What are the laws regarding Driving While Wearing Headphones?
Driving can be a dull and stressful activity. Sometimes the only thing that makes it tolerable is listening to music, podcasts and the occasional radio program. However when the cars stereo system is damaged or when the radio has awful music and obnoxious radio hosts trying to be funny, headphones provide a welcome relief from the monotony, an escape that blocks out the noise. But is it legal to wear headphones while driving?
Driving While Wearing Headphones is not technically illegal, there is no specific law stating that headphones can’t be worn. Although in NSW if a driver is on their L or P plates, they are not allowed to use any function of their mobile phones or other devices while driving.
Even for fully licensed drivers, Driving While Wearing Headphones can carry certain risks. Hearing is one of our most important senses, only eclipsed by sight, wearing noise-blocking headphones and taking this critical sense away can result in accidents that could have otherwise been avoided. Sirens, car horns and other sound-based hazard indicators are blocked when Driving While Wearing Headphones, which limits reaction times when road conditions change. Failing to respond to police sirens can also result in fines or a charge of reckless driving.
Headphones can distract the driver, and if an accident does occur, police can take into account whether the headphones were a factor in the incident.

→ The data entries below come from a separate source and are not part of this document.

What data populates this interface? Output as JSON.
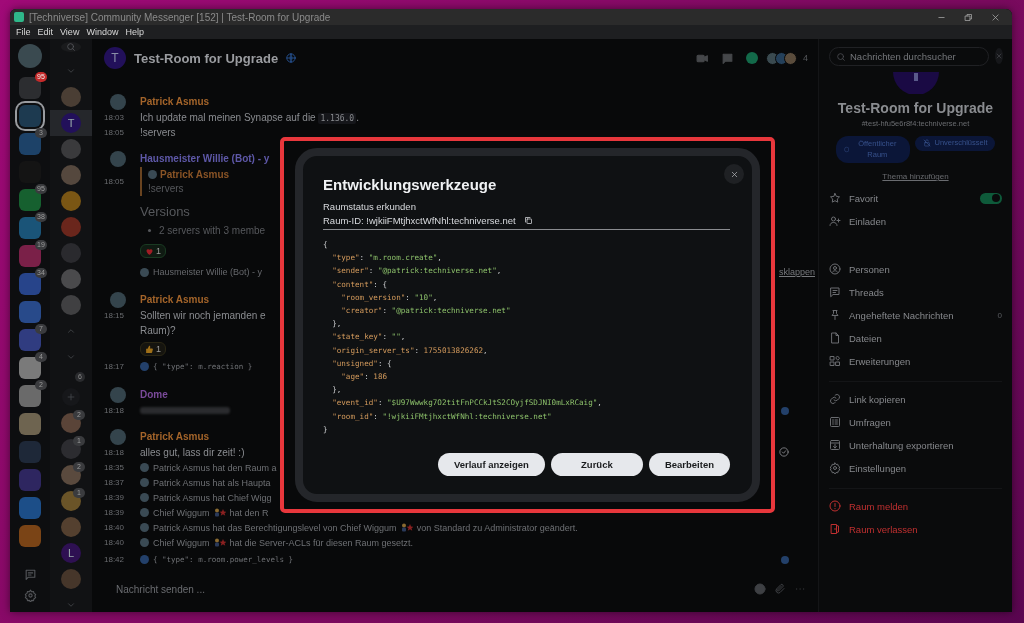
{
  "window": {
    "title": "[Techniverse] Community Messenger [152] | Test-Room for Upgrade"
  },
  "menu": [
    "File",
    "Edit",
    "View",
    "Window",
    "Help"
  ],
  "spaces": [
    {
      "color": "#2c2d30",
      "selected": false,
      "badge": "95",
      "urgent": true
    },
    {
      "color": "#1d3a50",
      "selected": true
    },
    {
      "color": "#1d4268",
      "selected": false,
      "badge": "3",
      "urgent": false
    },
    {
      "color": "#141414",
      "selected": false
    },
    {
      "color": "#16602f",
      "selected": false,
      "badge": "95",
      "urgent": false
    },
    {
      "color": "#1a5478",
      "selected": false,
      "badge": "38",
      "urgent": false
    },
    {
      "color": "#7a2048",
      "selected": false,
      "badge": "19",
      "urgent": false
    },
    {
      "color": "#27448a",
      "selected": false,
      "badge": "34",
      "urgent": false
    },
    {
      "color": "#284a8a",
      "selected": false
    },
    {
      "color": "#303c80",
      "selected": false,
      "badge": "7",
      "urgent": false
    },
    {
      "color": "#7a7a7a",
      "selected": false,
      "badge": "4",
      "urgent": false
    },
    {
      "color": "#6a6a6a",
      "selected": false,
      "badge": "2",
      "urgent": false
    },
    {
      "color": "#6e6450",
      "selected": false
    },
    {
      "color": "#1e2838",
      "selected": false
    },
    {
      "color": "#2e2660",
      "selected": false
    },
    {
      "color": "#1c4e88",
      "selected": false
    },
    {
      "color": "#7a4416",
      "selected": false
    }
  ],
  "rooms": [
    {
      "kind": "collapse"
    },
    {
      "kind": "room",
      "color": "#4a3e34",
      "selected": false
    },
    {
      "kind": "room",
      "color": "#22105a",
      "letter": "T",
      "selected": true
    },
    {
      "kind": "room",
      "color": "#3a3a3c",
      "selected": false
    },
    {
      "kind": "room",
      "color": "#55483e",
      "selected": false
    },
    {
      "kind": "room",
      "color": "#7a5614",
      "selected": false
    },
    {
      "kind": "room",
      "color": "#6a261c",
      "selected": false
    },
    {
      "kind": "room",
      "color": "#2a2a2e",
      "selected": false
    },
    {
      "kind": "room",
      "color": "#4a4a4c",
      "selected": false
    },
    {
      "kind": "room",
      "color": "#404042",
      "selected": false
    },
    {
      "kind": "expand"
    },
    {
      "kind": "collapse"
    },
    {
      "kind": "count",
      "badge": "6"
    },
    {
      "kind": "add"
    },
    {
      "kind": "room",
      "color": "#5a4438",
      "badge": "2",
      "selected": false
    },
    {
      "kind": "room",
      "color": "#2c2c30",
      "badge": "1",
      "selected": false
    },
    {
      "kind": "room",
      "color": "#5a4a3e",
      "badge": "2",
      "selected": false
    },
    {
      "kind": "room",
      "color": "#6a5428",
      "badge": "1",
      "selected": false
    },
    {
      "kind": "room",
      "color": "#54402f",
      "selected": false
    },
    {
      "kind": "room",
      "color": "#2e1052",
      "letter": "L",
      "selected": false
    },
    {
      "kind": "room",
      "color": "#46362a",
      "selected": false
    },
    {
      "kind": "collapse"
    }
  ],
  "room": {
    "letter": "T",
    "name": "Test-Room for Upgrade",
    "member_count": "4"
  },
  "timeline": [
    {
      "kind": "sender",
      "name": "Patrick Asmus",
      "color": "#a3642a"
    },
    {
      "kind": "text",
      "time": "18:03",
      "text": "Ich update mal meinen Synapse auf die ",
      "code": "1.136.0",
      "after": "."
    },
    {
      "kind": "text",
      "time": "18:05",
      "text": "!servers"
    },
    {
      "kind": "sender",
      "name": "Hausmeister Willie (Bot) - y",
      "color": "#5e58a8"
    },
    {
      "kind": "quote",
      "time": "18:05",
      "name": "Patrick Asmus",
      "text": "!servers"
    },
    {
      "kind": "heading",
      "text": "Versions"
    },
    {
      "kind": "bullet",
      "text": "2 servers with 3 membe"
    },
    {
      "kind": "love",
      "count": "1"
    },
    {
      "kind": "receipt",
      "text": "Hausmeister Willie (Bot) - y",
      "link": "sklappen"
    },
    {
      "kind": "sender",
      "name": "Patrick Asmus",
      "color": "#a3642a"
    },
    {
      "kind": "text",
      "time": "18:15",
      "text": "Sollten wir noch jemanden e"
    },
    {
      "kind": "text",
      "text": "Raum)?"
    },
    {
      "kind": "like",
      "count": "1"
    },
    {
      "kind": "code",
      "time": "18:17",
      "text": "{ \"type\": m.reaction }"
    },
    {
      "kind": "sender",
      "name": "Dome",
      "color": "#7a4a9a"
    },
    {
      "kind": "blurred",
      "time": "18:18",
      "read": true
    },
    {
      "kind": "sender",
      "name": "Patrick Asmus",
      "color": "#a3642a"
    },
    {
      "kind": "text",
      "time": "18:18",
      "text": "alles gut, lass dir zeit! :)",
      "sent": true
    },
    {
      "kind": "system",
      "time": "18:35",
      "text": "Patrick Asmus hat den Raum a"
    },
    {
      "kind": "system",
      "time": "18:37",
      "text": "Patrick Asmus hat als Haupta"
    },
    {
      "kind": "system",
      "time": "18:39",
      "text": "Patrick Asmus hat Chief Wigg"
    },
    {
      "kind": "system",
      "time": "18:39",
      "text": "Chief Wiggum",
      "emoji": true,
      "after": "hat den R"
    },
    {
      "kind": "system",
      "time": "18:40",
      "text": "Patrick Asmus hat das Berechtigungslevel von Chief Wiggum",
      "emoji": true,
      "after": "von Standard zu Administrator geändert."
    },
    {
      "kind": "system",
      "time": "18:40",
      "text": "Chief Wiggum",
      "emoji": true,
      "after": "hat die Server-ACLs für diesen Raum gesetzt."
    },
    {
      "kind": "code",
      "time": "18:42",
      "text": "{ \"type\": m.room.power_levels }",
      "read": true
    }
  ],
  "composer": {
    "placeholder": "Nachricht senden ..."
  },
  "dialog": {
    "title": "Entwicklungswerkzeuge",
    "subtitle": "Raumstatus erkunden",
    "room_id": "Raum-ID: !wjkiiFMtjhxctWfNhl:techniverse.net",
    "code": [
      "{",
      "  \"type\": \"m.room.create\",",
      "  \"sender\": \"@patrick:techniverse.net\",",
      "  \"content\": {",
      "    \"room_version\": \"10\",",
      "    \"creator\": \"@patrick:techniverse.net\"",
      "  },",
      "  \"state_key\": \"\",",
      "  \"origin_server_ts\": 1755013826262,",
      "  \"unsigned\": {",
      "    \"age\": 186",
      "  },",
      "  \"event_id\": \"$U97Wwwkg7O2titFnPCCkJtS2COyjfSDJNI0mLxRCaig\",",
      "  \"room_id\": \"!wjkiiFMtjhxctWfNhl:techniverse.net\"",
      "}"
    ],
    "buttons": [
      "Verlauf anzeigen",
      "Zurück",
      "Bearbeiten"
    ]
  },
  "right_panel": {
    "search": {
      "placeholder": "Nachrichten durchsucher"
    },
    "name": "Test-Room for Upgrade",
    "alias": "#test-hfu5e6r8f4:techniverse.net",
    "badges": [
      {
        "kind": "public",
        "label": "Öffentlicher Raum"
      },
      {
        "kind": "unencrypted",
        "label": "Unverschlüsselt"
      }
    ],
    "topic_link": "Thema hinzufügen",
    "groups": [
      [
        {
          "kind": "star",
          "label": "Favorit",
          "on": true
        },
        {
          "kind": "invite",
          "label": "Einladen"
        }
      ],
      [
        {
          "kind": "people",
          "label": "Personen"
        },
        {
          "kind": "threads",
          "label": "Threads"
        },
        {
          "kind": "pin",
          "label": "Angeheftete Nachrichten",
          "count": "0"
        },
        {
          "kind": "file",
          "label": "Dateien"
        },
        {
          "kind": "extensions",
          "label": "Erweiterungen"
        }
      ],
      [
        {
          "kind": "link",
          "label": "Link kopieren"
        },
        {
          "kind": "poll",
          "label": "Umfragen"
        },
        {
          "kind": "export",
          "label": "Unterhaltung exportieren"
        },
        {
          "kind": "settings",
          "label": "Einstellungen"
        }
      ],
      [
        {
          "kind": "report",
          "label": "Raum melden",
          "danger": true
        },
        {
          "kind": "leave",
          "label": "Raum verlassen",
          "danger": true
        }
      ]
    ]
  }
}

Another thing to consider is that the NSW road rule 297 dictates that a driver must be in control of their vehicle at all times. If an officer feels that Driving While Wearing headphones is affecting a driver’s ability to control their car, then they can charge them.

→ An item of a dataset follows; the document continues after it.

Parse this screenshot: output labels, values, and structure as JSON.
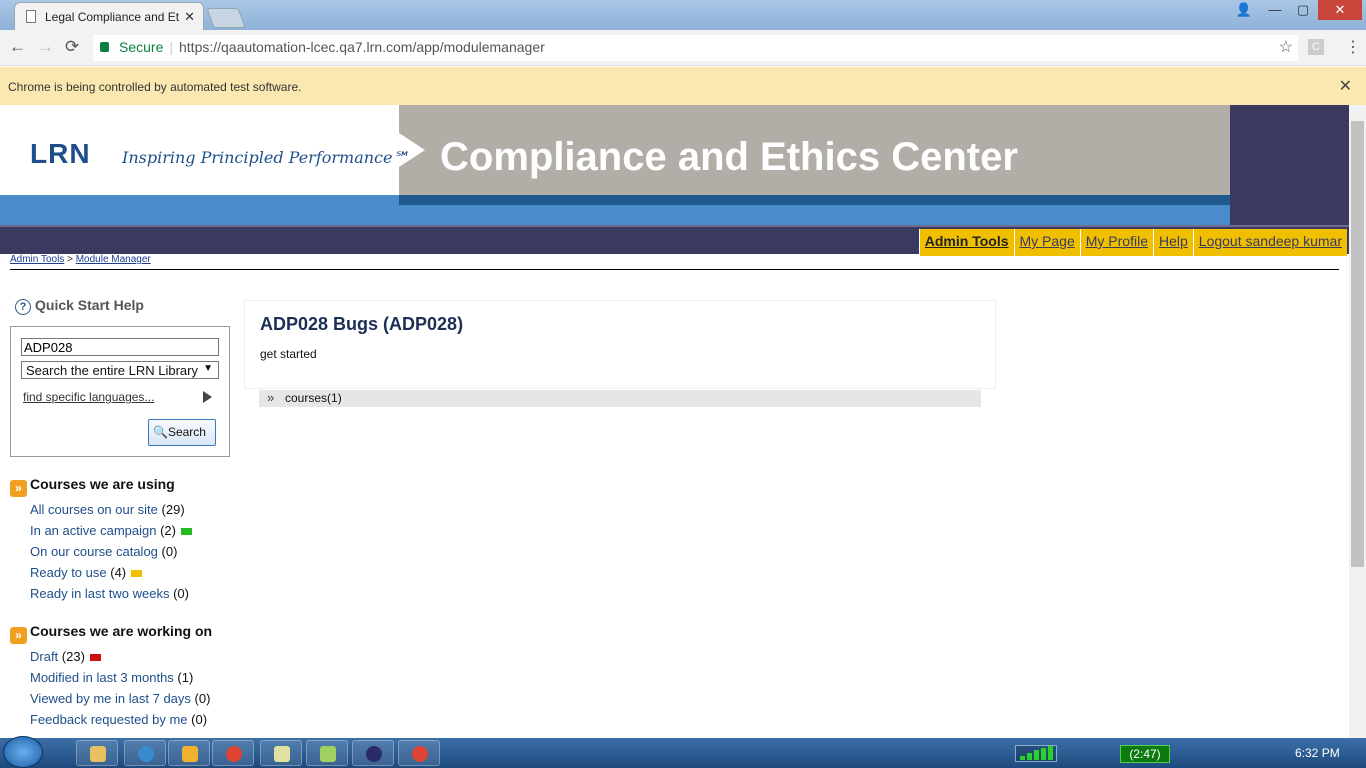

Something else to consider is that most major insurers have a clause that denies claims if the driver was engaging in high risk or negligent driving, they don’t have a specific section mentioning Driving While Wearing Headphones, but it’s something to consider.
Driving While Wearing Headphones is not illegal. However it’s not recommended, and we would not support these actions because it can distract the driver and limit their ability to engage in low-risk driving behaviours.
A driver training course can help good drivers become even better ones, and help to smooth out any kinks in driving knowledge and habits. If you are considering a driver training course for yourself or a corporate team, Corporate Driver Training Australia are the go to training company for many businesses.
Contact us today to find out more about our exceptional training programmes.